Since the onset of the COVID-19 pandemic, nearly everyone’s lives and routines have been upended. Many students have physically moved, adapted to online learning and socializing, and made countless other adjustments.
During this time, it is imperative for you to take care of yourself, physically, mentally, and emotionally. Both stress and coping look different for everyone; there is no one size-fits-all approach. I’ve complied this list of strategies for taking care of yourself, and I hope you will find a few that work for you.
Stay informed, but not overwhelmed. Limit time spent watching or reading pandemic coverage, and stick to reliable sources like the CDC and the Hub. Spending excessive time focusing on the same subject or absorbing incorrect and catastrophizing information can increase anxiety, depress mood, and make it difficult to focus on anything else. Find a balance between overwhelming yourself with information and avoiding it completely, in order to be informed enough to make wise and safe choices.
Remain safe by practicing social distancing and following recommendations from the CDC. Focusing and acting on what you can control in a time of uncertainty is beneficial to your mental health. Using face coverings is one of the most helpful things you can do to protect yourself and your community, along with avoiding large gatherings and remaining six feet from anyone who is not a member of your immediate household.
Stay connected. Social distancing does not require social isolation. Try and enjoy a few new and different (and, remember, temporary) ways to connect. You can stream movies and games with friends, and share meals (or beverages) and have club meetings online. You can also do a regular phone or video call, just to talk, with no agenda.

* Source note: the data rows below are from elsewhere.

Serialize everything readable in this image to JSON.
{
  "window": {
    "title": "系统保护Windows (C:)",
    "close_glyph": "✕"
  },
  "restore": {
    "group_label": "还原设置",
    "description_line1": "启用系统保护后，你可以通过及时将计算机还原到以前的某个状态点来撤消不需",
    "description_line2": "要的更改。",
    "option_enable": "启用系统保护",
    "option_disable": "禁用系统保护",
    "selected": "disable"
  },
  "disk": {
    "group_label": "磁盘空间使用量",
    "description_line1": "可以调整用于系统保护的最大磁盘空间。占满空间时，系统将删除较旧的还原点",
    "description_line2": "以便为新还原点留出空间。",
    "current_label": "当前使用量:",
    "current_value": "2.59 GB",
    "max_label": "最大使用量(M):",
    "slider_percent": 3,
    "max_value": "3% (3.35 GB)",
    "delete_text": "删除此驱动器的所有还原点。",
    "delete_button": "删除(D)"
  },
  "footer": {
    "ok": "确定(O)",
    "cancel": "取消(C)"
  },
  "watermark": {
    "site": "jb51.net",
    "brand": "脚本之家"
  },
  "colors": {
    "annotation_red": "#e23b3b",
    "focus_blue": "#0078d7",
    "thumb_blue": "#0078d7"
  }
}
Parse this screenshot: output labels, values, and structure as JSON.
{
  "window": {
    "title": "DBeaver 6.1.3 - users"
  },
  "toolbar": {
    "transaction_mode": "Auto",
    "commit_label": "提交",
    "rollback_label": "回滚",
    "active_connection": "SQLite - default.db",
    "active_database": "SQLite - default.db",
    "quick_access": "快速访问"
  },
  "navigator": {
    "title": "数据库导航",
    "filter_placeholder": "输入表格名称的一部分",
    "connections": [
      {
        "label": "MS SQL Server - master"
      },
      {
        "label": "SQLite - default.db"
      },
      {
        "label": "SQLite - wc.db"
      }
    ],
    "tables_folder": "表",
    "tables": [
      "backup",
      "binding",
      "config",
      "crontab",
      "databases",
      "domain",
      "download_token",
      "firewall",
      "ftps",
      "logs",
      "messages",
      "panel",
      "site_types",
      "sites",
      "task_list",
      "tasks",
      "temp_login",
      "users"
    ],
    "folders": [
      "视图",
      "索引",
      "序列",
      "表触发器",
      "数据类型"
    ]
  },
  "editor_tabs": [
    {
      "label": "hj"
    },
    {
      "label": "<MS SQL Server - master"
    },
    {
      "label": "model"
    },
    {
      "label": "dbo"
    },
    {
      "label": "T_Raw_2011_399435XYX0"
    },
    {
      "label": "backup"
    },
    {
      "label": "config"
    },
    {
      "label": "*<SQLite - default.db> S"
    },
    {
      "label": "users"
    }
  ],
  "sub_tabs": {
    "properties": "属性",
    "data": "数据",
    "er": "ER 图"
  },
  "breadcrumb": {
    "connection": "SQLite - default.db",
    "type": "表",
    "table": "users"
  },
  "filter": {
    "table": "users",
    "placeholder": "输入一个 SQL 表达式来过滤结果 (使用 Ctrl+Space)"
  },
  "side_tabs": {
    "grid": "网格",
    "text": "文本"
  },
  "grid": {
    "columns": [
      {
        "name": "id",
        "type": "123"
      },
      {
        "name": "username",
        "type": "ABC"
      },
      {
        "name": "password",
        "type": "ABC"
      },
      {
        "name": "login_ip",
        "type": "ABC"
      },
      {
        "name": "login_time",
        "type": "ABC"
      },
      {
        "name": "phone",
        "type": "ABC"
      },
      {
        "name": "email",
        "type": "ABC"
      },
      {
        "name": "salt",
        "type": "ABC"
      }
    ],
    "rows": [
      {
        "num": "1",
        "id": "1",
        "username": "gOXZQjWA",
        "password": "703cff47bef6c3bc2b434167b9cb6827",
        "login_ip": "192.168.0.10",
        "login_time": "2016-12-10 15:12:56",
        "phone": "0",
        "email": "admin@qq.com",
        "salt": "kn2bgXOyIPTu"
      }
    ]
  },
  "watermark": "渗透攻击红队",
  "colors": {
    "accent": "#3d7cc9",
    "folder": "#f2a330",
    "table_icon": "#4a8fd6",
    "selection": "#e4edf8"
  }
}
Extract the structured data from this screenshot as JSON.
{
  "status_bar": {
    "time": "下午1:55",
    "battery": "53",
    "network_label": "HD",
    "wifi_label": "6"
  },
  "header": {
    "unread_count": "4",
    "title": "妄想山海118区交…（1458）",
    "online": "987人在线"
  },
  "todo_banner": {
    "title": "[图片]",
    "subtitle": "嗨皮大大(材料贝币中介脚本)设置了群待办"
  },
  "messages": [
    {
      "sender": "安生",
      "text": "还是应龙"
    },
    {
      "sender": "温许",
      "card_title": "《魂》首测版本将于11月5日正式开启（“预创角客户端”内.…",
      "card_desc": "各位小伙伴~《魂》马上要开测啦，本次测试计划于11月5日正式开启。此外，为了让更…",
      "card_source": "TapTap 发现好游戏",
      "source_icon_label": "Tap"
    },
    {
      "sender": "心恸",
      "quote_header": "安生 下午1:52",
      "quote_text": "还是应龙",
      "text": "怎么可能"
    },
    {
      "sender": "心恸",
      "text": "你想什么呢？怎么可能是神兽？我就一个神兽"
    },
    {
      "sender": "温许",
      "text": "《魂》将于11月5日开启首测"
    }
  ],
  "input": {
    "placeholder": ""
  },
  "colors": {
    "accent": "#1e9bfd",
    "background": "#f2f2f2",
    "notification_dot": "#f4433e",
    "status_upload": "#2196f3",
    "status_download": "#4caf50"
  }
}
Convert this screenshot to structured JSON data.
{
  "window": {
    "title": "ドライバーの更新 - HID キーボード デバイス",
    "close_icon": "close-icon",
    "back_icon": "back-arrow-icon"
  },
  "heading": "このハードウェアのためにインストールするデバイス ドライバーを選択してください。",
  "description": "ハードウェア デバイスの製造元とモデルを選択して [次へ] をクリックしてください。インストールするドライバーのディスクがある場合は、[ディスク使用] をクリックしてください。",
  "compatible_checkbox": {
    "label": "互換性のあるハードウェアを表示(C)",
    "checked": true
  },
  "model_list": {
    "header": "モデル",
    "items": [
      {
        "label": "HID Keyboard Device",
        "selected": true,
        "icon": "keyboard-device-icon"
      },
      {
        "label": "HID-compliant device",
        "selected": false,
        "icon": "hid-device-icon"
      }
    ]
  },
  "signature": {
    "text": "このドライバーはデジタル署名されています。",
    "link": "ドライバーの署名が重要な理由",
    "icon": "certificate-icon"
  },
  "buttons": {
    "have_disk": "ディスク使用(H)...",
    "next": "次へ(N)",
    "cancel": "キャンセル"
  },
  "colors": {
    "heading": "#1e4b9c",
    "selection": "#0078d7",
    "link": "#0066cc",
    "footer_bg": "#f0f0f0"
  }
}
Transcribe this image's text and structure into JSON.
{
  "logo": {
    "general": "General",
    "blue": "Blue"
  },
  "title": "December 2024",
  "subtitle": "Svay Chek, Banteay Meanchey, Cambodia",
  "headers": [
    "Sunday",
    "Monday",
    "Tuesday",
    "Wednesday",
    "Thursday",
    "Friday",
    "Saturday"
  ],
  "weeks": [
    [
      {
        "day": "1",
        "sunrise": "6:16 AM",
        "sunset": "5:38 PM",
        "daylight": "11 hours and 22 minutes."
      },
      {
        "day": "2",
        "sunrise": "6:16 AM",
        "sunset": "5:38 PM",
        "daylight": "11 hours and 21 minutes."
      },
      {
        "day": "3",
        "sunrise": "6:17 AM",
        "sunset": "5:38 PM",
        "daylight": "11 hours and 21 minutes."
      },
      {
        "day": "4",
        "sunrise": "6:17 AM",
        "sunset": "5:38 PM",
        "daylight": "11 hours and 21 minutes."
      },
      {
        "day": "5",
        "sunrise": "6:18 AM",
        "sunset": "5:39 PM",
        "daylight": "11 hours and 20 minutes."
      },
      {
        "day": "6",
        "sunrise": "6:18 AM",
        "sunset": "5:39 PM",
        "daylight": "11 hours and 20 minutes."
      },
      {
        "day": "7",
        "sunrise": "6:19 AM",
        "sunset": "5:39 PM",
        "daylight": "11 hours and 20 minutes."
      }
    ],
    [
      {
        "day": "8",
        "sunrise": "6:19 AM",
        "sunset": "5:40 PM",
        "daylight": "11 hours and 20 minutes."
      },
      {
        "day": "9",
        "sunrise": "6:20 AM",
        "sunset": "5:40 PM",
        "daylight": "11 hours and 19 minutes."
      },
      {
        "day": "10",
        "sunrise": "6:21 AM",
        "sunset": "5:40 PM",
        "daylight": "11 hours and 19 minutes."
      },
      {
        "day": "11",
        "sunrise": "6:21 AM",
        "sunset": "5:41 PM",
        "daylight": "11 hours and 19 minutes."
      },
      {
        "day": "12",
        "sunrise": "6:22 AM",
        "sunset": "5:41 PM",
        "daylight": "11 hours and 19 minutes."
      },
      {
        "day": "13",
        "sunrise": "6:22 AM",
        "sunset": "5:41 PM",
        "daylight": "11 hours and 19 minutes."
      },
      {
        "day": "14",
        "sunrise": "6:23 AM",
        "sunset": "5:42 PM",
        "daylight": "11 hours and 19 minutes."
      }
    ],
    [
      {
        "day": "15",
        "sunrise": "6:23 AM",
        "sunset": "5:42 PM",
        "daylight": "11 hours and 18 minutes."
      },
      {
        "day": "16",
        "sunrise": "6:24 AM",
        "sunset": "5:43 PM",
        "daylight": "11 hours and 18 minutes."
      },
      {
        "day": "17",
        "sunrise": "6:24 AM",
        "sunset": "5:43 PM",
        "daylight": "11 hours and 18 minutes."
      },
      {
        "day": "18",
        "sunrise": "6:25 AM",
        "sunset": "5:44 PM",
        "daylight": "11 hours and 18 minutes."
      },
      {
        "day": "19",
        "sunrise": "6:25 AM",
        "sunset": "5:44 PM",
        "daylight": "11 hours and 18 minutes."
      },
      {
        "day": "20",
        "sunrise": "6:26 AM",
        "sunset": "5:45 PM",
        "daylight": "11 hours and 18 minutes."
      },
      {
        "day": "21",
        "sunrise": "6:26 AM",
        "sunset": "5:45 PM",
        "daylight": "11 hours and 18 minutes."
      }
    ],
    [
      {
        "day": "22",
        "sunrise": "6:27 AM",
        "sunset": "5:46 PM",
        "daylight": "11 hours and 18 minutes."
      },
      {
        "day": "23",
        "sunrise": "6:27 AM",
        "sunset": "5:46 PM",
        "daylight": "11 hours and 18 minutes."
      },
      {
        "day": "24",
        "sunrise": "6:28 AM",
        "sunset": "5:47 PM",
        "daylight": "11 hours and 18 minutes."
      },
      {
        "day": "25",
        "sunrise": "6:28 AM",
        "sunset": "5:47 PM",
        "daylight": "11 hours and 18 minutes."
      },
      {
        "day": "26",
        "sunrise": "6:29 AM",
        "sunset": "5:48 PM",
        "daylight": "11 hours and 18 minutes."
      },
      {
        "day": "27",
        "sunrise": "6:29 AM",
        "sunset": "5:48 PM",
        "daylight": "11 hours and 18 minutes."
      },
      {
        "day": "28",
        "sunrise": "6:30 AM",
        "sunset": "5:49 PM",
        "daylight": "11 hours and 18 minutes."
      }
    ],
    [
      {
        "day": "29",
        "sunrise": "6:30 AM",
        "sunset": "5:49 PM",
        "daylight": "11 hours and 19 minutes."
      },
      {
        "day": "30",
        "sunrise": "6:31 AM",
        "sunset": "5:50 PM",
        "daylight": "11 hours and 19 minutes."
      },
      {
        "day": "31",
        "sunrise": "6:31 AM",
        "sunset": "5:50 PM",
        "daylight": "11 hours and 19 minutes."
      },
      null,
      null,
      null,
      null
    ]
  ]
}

Keep up physical activity at home. Exercise is a wonderful way to stay healthy, boost your mood, and take a break from daily stress. Both the O’Connor Rec Center (Homewood) and the Cooley Center (East Baltimore) are offering free streaming classes for all students across all divisions, and CHEW created two mindful yoga exercises, available on YouTube. The 15-minute session is good for beginners and a quick reset; the 40-minute vinyasa flow is more of a workout.
Create a manageable routine. Having a routine can help you cope with change and uncertainty, maintain positive habits, and reduce stress. The Office of Student Disability Services, which serves all nine academic divisions, has created a recommend list of study tools.
Take breaks from work and from screens. Breaks keep us from getting bored and unfocused. They also help us retain knowledge and reevaluate our goals as needed. For more on the science of breaks, you can read this Buffer article, which includes some strategies like the Pomodoro method.
Explore new ways to “get out of the house.” Watch a virtual concert or show. Tour a museum or a national park. Watch a TED talk. Check out the list of Virtual Arts & Travel below.
If you can, help others. Doing something for other gives you the opportunity to take a break, even if just temporarily, from a crisis. If you are able, see what you can do in your community, like donating to a food pantry, blood bank, or animal shelter. Buying local (including gift cards) can support small businesses. If money is tight, consider writing a card or reaching out to someone you care about.
Try something new. Drumming up enthusiasm for a new pursuit during social distancing can be tough. However, trying something new can keep you mentally stimulated and reduce boredom, fatigue, and restlessness. Get on the quarantine cooking bandwagon. Trying online gaming. Read for fun, from a genre that’s not your usual go-to. Listen to some new artists. Plan a future event to look forward to.
Take time to decompress and de-stress. Each person will likely experience this life disruption differently, and it’s perfectly understandable to feel any number of ways. Remind yourself this is a time of adjustment. The Calm app, which is available for free to all Hopkins affiliates, is a great tool to reduce stress. The SilverCloud app, which is available for free to all full-time Hopkins students over the age of 18, teaches skills and strategies based in cognitive behavioral therapy that are also helpful in reducing stress.There are also two free regular meditation sessions with SOM faculty available through Hopkins; check the wellness calendar for upcoming sessions.
Note: the tools and resources listed below are not sponsored by Johns Hopkins University. If you try any apps or services mentioned here, make sure you ask about any related costs before purchase if necessary.
Communication and Collaboration Tools
Facetime.Free voice and video calls through on Apple devices only.
Google Duo. Free group video calls for large groups.
American Foundation for Suicide Prevention. Call 800-273-8255 or text TALK to 741741. Resources for both people in crisis and people trying to help others who may be in crisis. Includes COVID-specific resources.
Crisis Text Line for self-harm. Text HOME to 741741 in the US and Canada; see link for UK and Ireland options.
I’m Alive. IM service for people in moments of crisis and emotional pain.
The Jed Foundation (1-800-273-TALK OR 1800-237-8255). Nonprofit organization for suicide prevention in teens and young adults.
National Suicide Prevention Lifeline (1-800-273-TALK OR 1800-237-8255). 24/7 free confidential phone line for individuals in crisis. People do not have to be suicidal to call. The hotline supports more than 150 languages.
Suicide.org (1-800-SUICIDE or 1-800-784-2433).Nonprofit organization for suicide prevention, awareness, and support.